Data entries:
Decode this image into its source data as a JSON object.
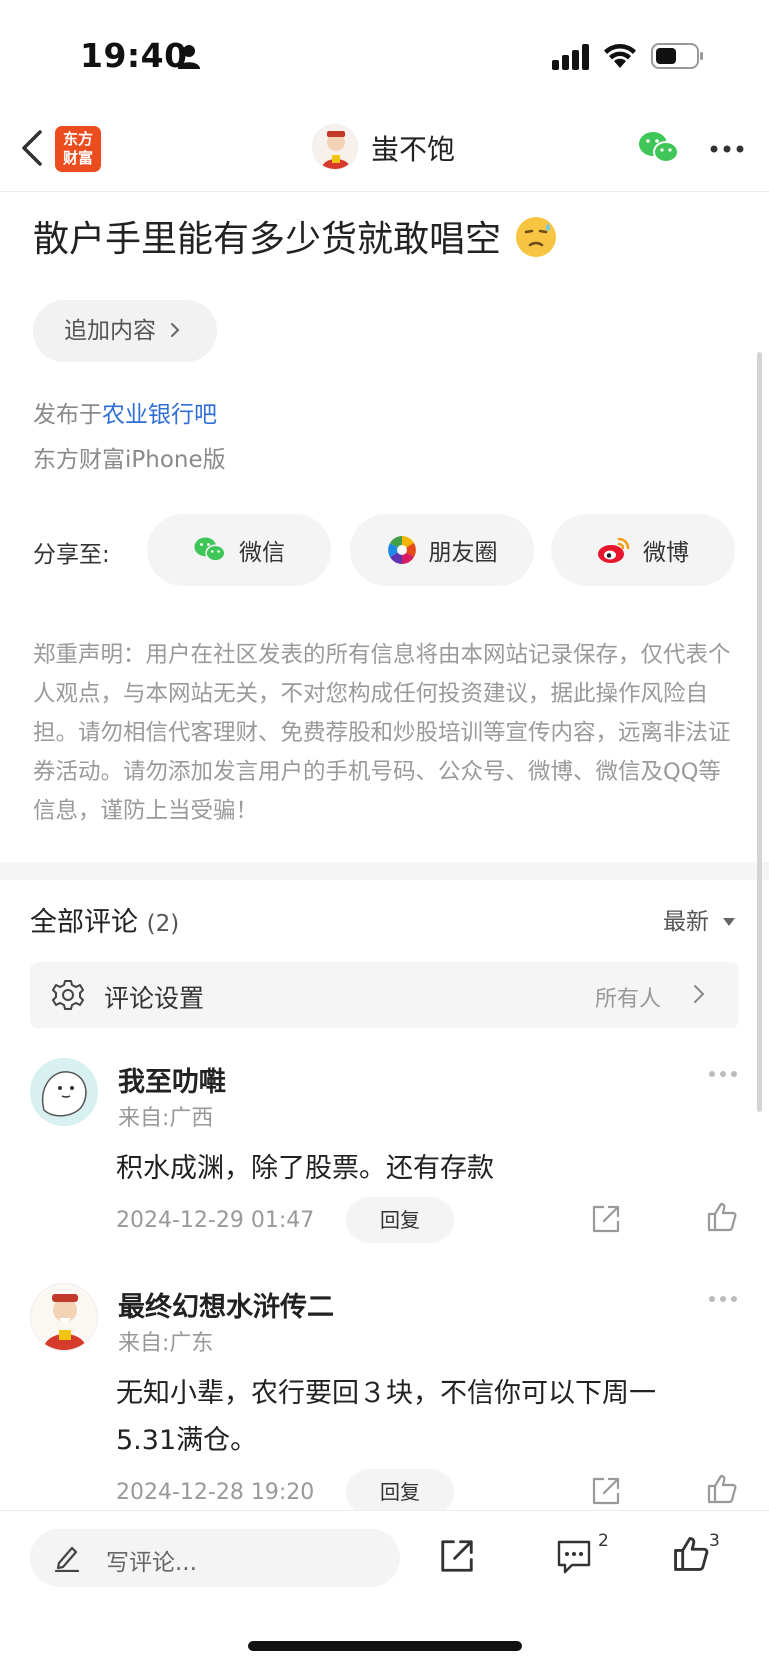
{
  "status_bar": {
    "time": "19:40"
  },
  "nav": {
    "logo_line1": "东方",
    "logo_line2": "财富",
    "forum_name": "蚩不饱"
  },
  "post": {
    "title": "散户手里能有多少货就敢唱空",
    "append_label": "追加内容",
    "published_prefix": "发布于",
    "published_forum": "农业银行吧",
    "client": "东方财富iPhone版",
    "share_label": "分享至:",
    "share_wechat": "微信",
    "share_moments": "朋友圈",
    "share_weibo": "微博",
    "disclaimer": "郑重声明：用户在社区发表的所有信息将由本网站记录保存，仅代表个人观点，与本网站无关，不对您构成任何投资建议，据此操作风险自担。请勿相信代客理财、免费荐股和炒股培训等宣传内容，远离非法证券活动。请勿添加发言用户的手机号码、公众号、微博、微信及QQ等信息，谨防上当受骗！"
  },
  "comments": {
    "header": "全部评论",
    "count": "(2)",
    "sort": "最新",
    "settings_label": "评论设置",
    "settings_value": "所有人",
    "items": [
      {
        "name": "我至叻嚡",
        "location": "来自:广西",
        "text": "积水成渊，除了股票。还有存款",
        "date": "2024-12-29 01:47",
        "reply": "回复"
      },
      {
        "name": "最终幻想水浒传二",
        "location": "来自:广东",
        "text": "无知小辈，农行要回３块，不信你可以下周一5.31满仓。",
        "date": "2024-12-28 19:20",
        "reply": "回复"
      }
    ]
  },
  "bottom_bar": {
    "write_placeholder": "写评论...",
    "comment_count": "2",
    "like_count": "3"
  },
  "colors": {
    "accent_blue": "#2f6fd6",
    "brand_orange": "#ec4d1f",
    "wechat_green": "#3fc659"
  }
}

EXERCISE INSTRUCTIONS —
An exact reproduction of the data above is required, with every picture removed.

THE ANSWER —
Decode this image into its source data as a JSON object.
{
  "status_bar": {
    "time": "19:40"
  },
  "nav": {
    "logo_line1": "东方",
    "logo_line2": "财富",
    "forum_name": "蚩不饱"
  },
  "post": {
    "title": "散户手里能有多少货就敢唱空",
    "append_label": "追加内容",
    "published_prefix": "发布于",
    "published_forum": "农业银行吧",
    "client": "东方财富iPhone版",
    "share_label": "分享至:",
    "share_wechat": "微信",
    "share_moments": "朋友圈",
    "share_weibo": "微博",
    "disclaimer": "郑重声明：用户在社区发表的所有信息将由本网站记录保存，仅代表个人观点，与本网站无关，不对您构成任何投资建议，据此操作风险自担。请勿相信代客理财、免费荐股和炒股培训等宣传内容，远离非法证券活动。请勿添加发言用户的手机号码、公众号、微博、微信及QQ等信息，谨防上当受骗！"
  },
  "comments": {
    "header": "全部评论",
    "count": "(2)",
    "sort": "最新",
    "settings_label": "评论设置",
    "settings_value": "所有人",
    "items": [
      {
        "name": "我至叻嚡",
        "location": "来自:广西",
        "text": "积水成渊，除了股票。还有存款",
        "date": "2024-12-29 01:47",
        "reply": "回复"
      },
      {
        "name": "最终幻想水浒传二",
        "location": "来自:广东",
        "text": "无知小辈，农行要回３块，不信你可以下周一5.31满仓。",
        "date": "2024-12-28 19:20",
        "reply": "回复"
      }
    ]
  },
  "bottom_bar": {
    "write_placeholder": "写评论...",
    "comment_count": "2",
    "like_count": "3"
  },
  "colors": {
    "accent_blue": "#2f6fd6",
    "brand_orange": "#ec4d1f",
    "wechat_green": "#3fc659"
  }
}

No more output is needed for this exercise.